-- Given records follows --
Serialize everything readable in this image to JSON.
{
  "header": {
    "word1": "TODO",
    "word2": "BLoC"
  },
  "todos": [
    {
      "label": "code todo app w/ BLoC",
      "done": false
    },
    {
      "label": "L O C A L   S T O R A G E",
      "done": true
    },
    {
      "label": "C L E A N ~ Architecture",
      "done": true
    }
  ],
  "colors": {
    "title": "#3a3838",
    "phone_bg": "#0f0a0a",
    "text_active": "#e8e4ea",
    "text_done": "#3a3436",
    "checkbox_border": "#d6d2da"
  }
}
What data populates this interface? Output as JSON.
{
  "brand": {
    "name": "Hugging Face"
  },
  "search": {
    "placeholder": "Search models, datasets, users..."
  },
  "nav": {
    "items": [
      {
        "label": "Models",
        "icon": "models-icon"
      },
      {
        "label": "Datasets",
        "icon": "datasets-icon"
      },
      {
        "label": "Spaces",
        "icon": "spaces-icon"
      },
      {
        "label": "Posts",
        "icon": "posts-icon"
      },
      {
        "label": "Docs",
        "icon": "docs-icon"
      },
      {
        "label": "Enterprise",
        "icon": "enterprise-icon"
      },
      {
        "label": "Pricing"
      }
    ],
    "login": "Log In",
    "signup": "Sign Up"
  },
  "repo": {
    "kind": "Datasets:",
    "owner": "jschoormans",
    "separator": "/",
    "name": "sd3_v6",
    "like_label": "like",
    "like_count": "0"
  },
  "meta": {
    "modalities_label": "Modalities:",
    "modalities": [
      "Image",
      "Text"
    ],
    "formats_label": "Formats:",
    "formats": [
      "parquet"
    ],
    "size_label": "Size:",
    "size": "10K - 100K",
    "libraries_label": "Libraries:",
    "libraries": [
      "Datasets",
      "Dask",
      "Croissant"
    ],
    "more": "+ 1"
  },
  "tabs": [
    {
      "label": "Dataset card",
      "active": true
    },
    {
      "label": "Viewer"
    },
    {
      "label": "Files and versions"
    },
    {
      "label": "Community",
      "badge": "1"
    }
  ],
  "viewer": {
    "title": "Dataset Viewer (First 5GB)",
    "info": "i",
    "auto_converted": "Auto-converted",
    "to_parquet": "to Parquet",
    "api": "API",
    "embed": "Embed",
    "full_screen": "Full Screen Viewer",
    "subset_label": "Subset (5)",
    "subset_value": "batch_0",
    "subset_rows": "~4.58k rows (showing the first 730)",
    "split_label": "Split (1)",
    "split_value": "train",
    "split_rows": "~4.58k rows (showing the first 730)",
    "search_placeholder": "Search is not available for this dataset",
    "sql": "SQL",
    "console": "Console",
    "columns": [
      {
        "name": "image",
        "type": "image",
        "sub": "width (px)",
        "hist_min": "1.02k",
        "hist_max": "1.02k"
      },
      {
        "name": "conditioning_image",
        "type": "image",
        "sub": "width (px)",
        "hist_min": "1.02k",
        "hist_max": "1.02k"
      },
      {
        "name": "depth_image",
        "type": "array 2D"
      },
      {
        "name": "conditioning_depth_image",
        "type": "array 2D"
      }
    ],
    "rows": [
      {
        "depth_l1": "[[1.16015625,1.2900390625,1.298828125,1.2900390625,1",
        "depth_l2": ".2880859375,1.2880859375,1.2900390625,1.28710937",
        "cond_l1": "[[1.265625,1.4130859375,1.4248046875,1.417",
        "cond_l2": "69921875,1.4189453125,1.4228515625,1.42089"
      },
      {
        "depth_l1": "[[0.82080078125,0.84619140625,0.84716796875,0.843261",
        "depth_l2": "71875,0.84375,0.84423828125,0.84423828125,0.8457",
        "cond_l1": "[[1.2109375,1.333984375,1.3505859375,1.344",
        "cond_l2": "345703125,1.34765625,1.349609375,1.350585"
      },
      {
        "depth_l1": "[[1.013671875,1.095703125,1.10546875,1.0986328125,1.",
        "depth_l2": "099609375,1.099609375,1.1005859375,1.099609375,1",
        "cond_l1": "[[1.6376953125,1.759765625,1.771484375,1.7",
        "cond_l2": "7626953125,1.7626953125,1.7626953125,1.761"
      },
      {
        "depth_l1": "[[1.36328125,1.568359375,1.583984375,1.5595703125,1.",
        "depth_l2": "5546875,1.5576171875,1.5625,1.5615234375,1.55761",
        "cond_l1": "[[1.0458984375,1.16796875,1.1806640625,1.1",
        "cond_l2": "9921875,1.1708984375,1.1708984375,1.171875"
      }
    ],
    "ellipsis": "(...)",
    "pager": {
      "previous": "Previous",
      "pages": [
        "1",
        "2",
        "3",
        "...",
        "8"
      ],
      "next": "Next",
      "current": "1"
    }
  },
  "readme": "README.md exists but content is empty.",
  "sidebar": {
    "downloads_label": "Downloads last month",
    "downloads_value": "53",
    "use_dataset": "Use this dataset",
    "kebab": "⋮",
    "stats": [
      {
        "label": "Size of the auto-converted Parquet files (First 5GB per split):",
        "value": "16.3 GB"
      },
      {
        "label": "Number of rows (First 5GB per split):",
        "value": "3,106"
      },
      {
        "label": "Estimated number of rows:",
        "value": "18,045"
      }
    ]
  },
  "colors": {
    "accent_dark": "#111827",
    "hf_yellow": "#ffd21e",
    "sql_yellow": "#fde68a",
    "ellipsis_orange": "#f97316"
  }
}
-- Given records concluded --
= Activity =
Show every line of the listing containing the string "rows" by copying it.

= Result of this exercise =
    "subset_rows": "~4.58k rows (showing the first 730)",
    "split_rows": "~4.58k rows (showing the first 730)",
    "rows": [
        "label": "Number of rows (First 5GB per split):",
        "label": "Estimated number of rows:",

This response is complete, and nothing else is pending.